> Records shown
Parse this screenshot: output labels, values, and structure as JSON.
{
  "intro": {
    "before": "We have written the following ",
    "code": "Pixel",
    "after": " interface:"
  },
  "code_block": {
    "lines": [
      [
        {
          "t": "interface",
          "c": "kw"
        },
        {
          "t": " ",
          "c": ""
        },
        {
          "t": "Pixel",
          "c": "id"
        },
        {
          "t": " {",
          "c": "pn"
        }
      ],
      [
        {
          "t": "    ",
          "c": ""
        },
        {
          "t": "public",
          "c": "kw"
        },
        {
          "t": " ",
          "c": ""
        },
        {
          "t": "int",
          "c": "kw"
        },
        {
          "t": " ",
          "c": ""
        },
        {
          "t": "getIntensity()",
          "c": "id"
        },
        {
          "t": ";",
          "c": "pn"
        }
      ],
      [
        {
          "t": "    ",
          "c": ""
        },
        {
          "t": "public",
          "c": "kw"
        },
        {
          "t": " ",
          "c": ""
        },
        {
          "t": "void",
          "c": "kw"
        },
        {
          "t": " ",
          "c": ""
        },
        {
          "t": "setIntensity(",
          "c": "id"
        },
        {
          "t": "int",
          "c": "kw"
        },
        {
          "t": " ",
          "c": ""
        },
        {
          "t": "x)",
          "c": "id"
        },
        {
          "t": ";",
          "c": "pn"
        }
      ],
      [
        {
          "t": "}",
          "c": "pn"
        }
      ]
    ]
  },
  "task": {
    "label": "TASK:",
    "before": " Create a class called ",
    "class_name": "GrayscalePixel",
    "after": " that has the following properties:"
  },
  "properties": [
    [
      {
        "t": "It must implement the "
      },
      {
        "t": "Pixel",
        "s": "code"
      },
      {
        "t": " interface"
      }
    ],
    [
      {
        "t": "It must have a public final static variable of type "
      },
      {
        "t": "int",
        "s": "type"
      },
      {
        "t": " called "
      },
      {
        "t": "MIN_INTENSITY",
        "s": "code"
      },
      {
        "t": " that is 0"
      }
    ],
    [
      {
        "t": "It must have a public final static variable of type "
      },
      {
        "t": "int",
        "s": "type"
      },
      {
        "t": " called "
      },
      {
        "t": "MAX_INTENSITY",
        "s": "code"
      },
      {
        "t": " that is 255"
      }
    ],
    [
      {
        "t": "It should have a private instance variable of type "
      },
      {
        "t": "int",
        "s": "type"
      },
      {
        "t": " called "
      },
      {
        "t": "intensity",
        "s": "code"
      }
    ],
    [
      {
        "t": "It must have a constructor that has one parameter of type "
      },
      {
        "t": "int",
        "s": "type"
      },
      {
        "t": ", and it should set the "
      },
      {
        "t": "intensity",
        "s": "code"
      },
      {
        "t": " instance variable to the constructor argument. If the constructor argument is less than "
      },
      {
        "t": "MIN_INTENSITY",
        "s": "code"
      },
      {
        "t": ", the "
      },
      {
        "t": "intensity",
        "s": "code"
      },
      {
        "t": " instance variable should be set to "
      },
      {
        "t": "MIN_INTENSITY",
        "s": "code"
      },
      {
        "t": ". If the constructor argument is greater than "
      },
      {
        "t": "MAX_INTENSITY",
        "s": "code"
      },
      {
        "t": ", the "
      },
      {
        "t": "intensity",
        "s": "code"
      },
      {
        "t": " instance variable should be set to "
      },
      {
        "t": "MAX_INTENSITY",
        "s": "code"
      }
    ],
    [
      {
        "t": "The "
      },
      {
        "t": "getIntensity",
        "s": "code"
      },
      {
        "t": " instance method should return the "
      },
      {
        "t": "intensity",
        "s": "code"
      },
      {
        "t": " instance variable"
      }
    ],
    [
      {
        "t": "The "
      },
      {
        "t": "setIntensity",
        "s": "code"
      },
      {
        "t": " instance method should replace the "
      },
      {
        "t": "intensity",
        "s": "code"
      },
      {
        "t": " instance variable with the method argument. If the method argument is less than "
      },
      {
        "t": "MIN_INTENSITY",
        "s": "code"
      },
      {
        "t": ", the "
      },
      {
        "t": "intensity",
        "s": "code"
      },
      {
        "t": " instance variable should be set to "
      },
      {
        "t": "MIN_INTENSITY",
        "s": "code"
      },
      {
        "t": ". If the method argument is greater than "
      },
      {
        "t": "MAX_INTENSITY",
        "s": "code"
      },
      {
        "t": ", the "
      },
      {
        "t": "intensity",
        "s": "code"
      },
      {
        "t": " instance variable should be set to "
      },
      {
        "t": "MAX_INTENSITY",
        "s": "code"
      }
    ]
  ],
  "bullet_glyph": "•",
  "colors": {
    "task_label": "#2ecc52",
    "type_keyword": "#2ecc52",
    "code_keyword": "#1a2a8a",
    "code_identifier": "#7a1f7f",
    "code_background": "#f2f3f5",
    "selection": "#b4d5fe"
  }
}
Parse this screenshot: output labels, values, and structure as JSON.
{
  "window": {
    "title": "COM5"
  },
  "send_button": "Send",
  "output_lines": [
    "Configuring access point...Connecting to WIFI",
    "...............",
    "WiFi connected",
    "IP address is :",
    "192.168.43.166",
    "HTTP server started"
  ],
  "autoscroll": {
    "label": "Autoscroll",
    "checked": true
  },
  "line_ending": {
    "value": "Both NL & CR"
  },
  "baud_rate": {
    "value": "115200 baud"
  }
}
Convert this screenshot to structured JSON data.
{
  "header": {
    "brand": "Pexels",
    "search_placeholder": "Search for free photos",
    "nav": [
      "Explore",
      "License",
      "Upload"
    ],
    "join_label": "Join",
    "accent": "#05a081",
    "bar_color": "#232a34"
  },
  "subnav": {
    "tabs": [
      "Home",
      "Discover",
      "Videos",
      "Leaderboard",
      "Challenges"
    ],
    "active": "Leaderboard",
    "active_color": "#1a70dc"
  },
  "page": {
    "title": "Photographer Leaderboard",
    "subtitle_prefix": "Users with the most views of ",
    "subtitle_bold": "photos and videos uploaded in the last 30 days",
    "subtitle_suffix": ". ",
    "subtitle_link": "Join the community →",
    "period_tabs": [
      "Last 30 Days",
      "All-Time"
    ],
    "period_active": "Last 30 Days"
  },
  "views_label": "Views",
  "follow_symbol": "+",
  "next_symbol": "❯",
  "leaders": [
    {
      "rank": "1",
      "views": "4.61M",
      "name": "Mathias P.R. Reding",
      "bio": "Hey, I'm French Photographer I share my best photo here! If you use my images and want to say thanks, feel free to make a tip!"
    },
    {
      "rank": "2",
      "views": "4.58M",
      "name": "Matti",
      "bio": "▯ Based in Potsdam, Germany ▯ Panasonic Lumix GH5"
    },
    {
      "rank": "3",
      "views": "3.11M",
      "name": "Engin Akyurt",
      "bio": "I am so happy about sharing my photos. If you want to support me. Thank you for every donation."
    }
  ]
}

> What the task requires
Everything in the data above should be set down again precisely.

> Result
Parse this screenshot: output labels, values, and structure as JSON.
{
  "intro": {
    "before": "We have written the following ",
    "code": "Pixel",
    "after": " interface:"
  },
  "code_block": {
    "lines": [
      [
        {
          "t": "interface",
          "c": "kw"
        },
        {
          "t": " ",
          "c": ""
        },
        {
          "t": "Pixel",
          "c": "id"
        },
        {
          "t": " {",
          "c": "pn"
        }
      ],
      [
        {
          "t": "    ",
          "c": ""
        },
        {
          "t": "public",
          "c": "kw"
        },
        {
          "t": " ",
          "c": ""
        },
        {
          "t": "int",
          "c": "kw"
        },
        {
          "t": " ",
          "c": ""
        },
        {
          "t": "getIntensity()",
          "c": "id"
        },
        {
          "t": ";",
          "c": "pn"
        }
      ],
      [
        {
          "t": "    ",
          "c": ""
        },
        {
          "t": "public",
          "c": "kw"
        },
        {
          "t": " ",
          "c": ""
        },
        {
          "t": "void",
          "c": "kw"
        },
        {
          "t": " ",
          "c": ""
        },
        {
          "t": "setIntensity(",
          "c": "id"
        },
        {
          "t": "int",
          "c": "kw"
        },
        {
          "t": " ",
          "c": ""
        },
        {
          "t": "x)",
          "c": "id"
        },
        {
          "t": ";",
          "c": "pn"
        }
      ],
      [
        {
          "t": "}",
          "c": "pn"
        }
      ]
    ]
  },
  "task": {
    "label": "TASK:",
    "before": " Create a class called ",
    "class_name": "GrayscalePixel",
    "after": " that has the following properties:"
  },
  "properties": [
    [
      {
        "t": "It must implement the "
      },
      {
        "t": "Pixel",
        "s": "code"
      },
      {
        "t": " interface"
      }
    ],
    [
      {
        "t": "It must have a public final static variable of type "
      },
      {
        "t": "int",
        "s": "type"
      },
      {
        "t": " called "
      },
      {
        "t": "MIN_INTENSITY",
        "s": "code"
      },
      {
        "t": " that is 0"
      }
    ],
    [
      {
        "t": "It must have a public final static variable of type "
      },
      {
        "t": "int",
        "s": "type"
      },
      {
        "t": " called "
      },
      {
        "t": "MAX_INTENSITY",
        "s": "code"
      },
      {
        "t": " that is 255"
      }
    ],
    [
      {
        "t": "It should have a private instance variable of type "
      },
      {
        "t": "int",
        "s": "type"
      },
      {
        "t": " called "
      },
      {
        "t": "intensity",
        "s": "code"
      }
    ],
    [
      {
        "t": "It must have a constructor that has one parameter of type "
      },
      {
        "t": "int",
        "s": "type"
      },
      {
        "t": ", and it should set the "
      },
      {
        "t": "intensity",
        "s": "code"
      },
      {
        "t": " instance variable to the constructor argument. If the constructor argument is less than "
      },
      {
        "t": "MIN_INTENSITY",
        "s": "code"
      },
      {
        "t": ", the "
      },
      {
        "t": "intensity",
        "s": "code"
      },
      {
        "t": " instance variable should be set to "
      },
      {
        "t": "MIN_INTENSITY",
        "s": "code"
      },
      {
        "t": ". If the constructor argument is greater than "
      },
      {
        "t": "MAX_INTENSITY",
        "s": "code"
      },
      {
        "t": ", the "
      },
      {
        "t": "intensity",
        "s": "code"
      },
      {
        "t": " instance variable should be set to "
      },
      {
        "t": "MAX_INTENSITY",
        "s": "code"
      }
    ],
    [
      {
        "t": "The "
      },
      {
        "t": "getIntensity",
        "s": "code"
      },
      {
        "t": " instance method should return the "
      },
      {
        "t": "intensity",
        "s": "code"
      },
      {
        "t": " instance variable"
      }
    ],
    [
      {
        "t": "The "
      },
      {
        "t": "setIntensity",
        "s": "code"
      },
      {
        "t": " instance method should replace the "
      },
      {
        "t": "intensity",
        "s": "code"
      },
      {
        "t": " instance variable with the method argument. If the method argument is less than "
      },
      {
        "t": "MIN_INTENSITY",
        "s": "code"
      },
      {
        "t": ", the "
      },
      {
        "t": "intensity",
        "s": "code"
      },
      {
        "t": " instance variable should be set to "
      },
      {
        "t": "MIN_INTENSITY",
        "s": "code"
      },
      {
        "t": ". If the method argument is greater than "
      },
      {
        "t": "MAX_INTENSITY",
        "s": "code"
      },
      {
        "t": ", the "
      },
      {
        "t": "intensity",
        "s": "code"
      },
      {
        "t": " instance variable should be set to "
      },
      {
        "t": "MAX_INTENSITY",
        "s": "code"
      }
    ]
  ],
  "bullet_glyph": "•",
  "colors": {
    "task_label": "#2ecc52",
    "type_keyword": "#2ecc52",
    "code_keyword": "#1a2a8a",
    "code_identifier": "#7a1f7f",
    "code_background": "#f2f3f5",
    "selection": "#b4d5fe"
  }
}
Parse this screenshot: output labels, values, and structure as JSON.
{
  "window": {
    "title": "COM5"
  },
  "send_button": "Send",
  "output_lines": [
    "Configuring access point...Connecting to WIFI",
    "...............",
    "WiFi connected",
    "IP address is :",
    "192.168.43.166",
    "HTTP server started"
  ],
  "autoscroll": {
    "label": "Autoscroll",
    "checked": true
  },
  "line_ending": {
    "value": "Both NL & CR"
  },
  "baud_rate": {
    "value": "115200 baud"
  }
}
Convert this screenshot to structured JSON data.
{
  "header": {
    "brand": "Pexels",
    "search_placeholder": "Search for free photos",
    "nav": [
      "Explore",
      "License",
      "Upload"
    ],
    "join_label": "Join",
    "accent": "#05a081",
    "bar_color": "#232a34"
  },
  "subnav": {
    "tabs": [
      "Home",
      "Discover",
      "Videos",
      "Leaderboard",
      "Challenges"
    ],
    "active": "Leaderboard",
    "active_color": "#1a70dc"
  },
  "page": {
    "title": "Photographer Leaderboard",
    "subtitle_prefix": "Users with the most views of ",
    "subtitle_bold": "photos and videos uploaded in the last 30 days",
    "subtitle_suffix": ". ",
    "subtitle_link": "Join the community →",
    "period_tabs": [
      "Last 30 Days",
      "All-Time"
    ],
    "period_active": "Last 30 Days"
  },
  "views_label": "Views",
  "follow_symbol": "+",
  "next_symbol": "❯",
  "leaders": [
    {
      "rank": "1",
      "views": "4.61M",
      "name": "Mathias P.R. Reding",
      "bio": "Hey, I'm French Photographer I share my best photo here! If you use my images and want to say thanks, feel free to make a tip!"
    },
    {
      "rank": "2",
      "views": "4.58M",
      "name": "Matti",
      "bio": "▯ Based in Potsdam, Germany ▯ Panasonic Lumix GH5"
    },
    {
      "rank": "3",
      "views": "3.11M",
      "name": "Engin Akyurt",
      "bio": "I am so happy about sharing my photos. If you want to support me. Thank you for every donation."
    }
  ]
}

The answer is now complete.